Film tourism is a trend: the big screen improves territorial attractiveness

In a recent article, we mentioned film tourism, a trend that is expected to grow especially among millennials who, inspired by films and TV series, take the opportunity to visit places which were movie locations, spending time in contact with nature and in open spaces.

Who is the new film tourist?
According to the results of a study conducted by the University of Cordoba (UCO), which analyzed the new trends of this travelers, film tourists coincide with the profile of a young woman between 18 and 40 years old, with an average income and a travel motivation particularly influenced by the landscape factor and a strong interest in living new and unique experiences.

Cinema is potentially an important ally for the travel & tourism sector. The Italian Film Commission association and others spread throughout the territory are responsible for encouraging investments in the audiovisual sector, promoting local environment, art, architecture, history, landscapes among national and international film and tv productions.

A country which is focusing on film tourism and which is very active in promoting tourism in its territory through film production is New Zealand. New Zealand’s NTO reports that one adult out of four chooses a destination for his vacation based on the locations of his favourite films. Films such as “The Lord of the Rings” saga and “The Hobbit”, for example, generated an initial interest in New Zealand in nearly one in five visitors, and 29% of tourists had at least one visit experience related to these films.

The growth of the film tourism trend can also be noticed in the hospitality offer. Many hotels, hostels and B&Bs try to inspire a cinematic atmosphere, offering rooms on an average price that is 20-30% higher than normal rooms in comparable hotels.
Exemplary is the Georgian House Hotel in London, which offers “Harry Potter” themed rooms set up with potions, cauldrons, canopied beds and all sorts of decorations referring to the movies. The Hotel Paradiso has recently opened in Paris, with 32 rooms equipped with maxi-screens, two suites in a real cinema hall, and an open-air cinema, overlooking the rooftops of the city.

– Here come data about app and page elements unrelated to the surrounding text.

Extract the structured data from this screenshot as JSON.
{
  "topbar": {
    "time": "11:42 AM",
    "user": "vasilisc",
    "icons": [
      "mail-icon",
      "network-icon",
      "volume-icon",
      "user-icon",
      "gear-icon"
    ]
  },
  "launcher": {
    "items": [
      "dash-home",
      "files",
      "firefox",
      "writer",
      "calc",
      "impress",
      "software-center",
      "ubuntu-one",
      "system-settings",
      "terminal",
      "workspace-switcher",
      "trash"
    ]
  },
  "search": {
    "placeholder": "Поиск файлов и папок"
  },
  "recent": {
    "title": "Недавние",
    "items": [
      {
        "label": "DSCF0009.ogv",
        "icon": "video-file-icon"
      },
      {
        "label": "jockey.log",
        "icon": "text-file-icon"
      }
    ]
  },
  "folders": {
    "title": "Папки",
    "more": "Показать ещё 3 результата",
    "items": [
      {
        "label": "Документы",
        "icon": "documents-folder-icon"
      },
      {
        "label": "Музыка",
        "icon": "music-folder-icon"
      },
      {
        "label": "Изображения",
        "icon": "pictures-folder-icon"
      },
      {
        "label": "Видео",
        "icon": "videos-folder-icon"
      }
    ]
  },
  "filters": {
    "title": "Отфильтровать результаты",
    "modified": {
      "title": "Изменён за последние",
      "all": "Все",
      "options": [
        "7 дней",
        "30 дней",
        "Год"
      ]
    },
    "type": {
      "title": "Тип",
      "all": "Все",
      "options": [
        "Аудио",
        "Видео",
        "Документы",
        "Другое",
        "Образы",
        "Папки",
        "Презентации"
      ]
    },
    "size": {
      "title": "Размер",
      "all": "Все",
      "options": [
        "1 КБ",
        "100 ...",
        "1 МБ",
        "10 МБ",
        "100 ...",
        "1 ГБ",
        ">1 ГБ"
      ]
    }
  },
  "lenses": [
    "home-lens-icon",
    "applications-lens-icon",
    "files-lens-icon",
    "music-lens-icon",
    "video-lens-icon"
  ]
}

At Twissen we observed how a communication media with a great capacity of conveying emotions, such as cinema and other audiovisual productions, can represent an interesting instrument for territorial promotion. The growth of the film tourism trend and the characteristics of this niche target bring out the evident opportunity to increase the tourist appeal of a territory, expanding its vocation as a film set and exploiting the consequent visibility.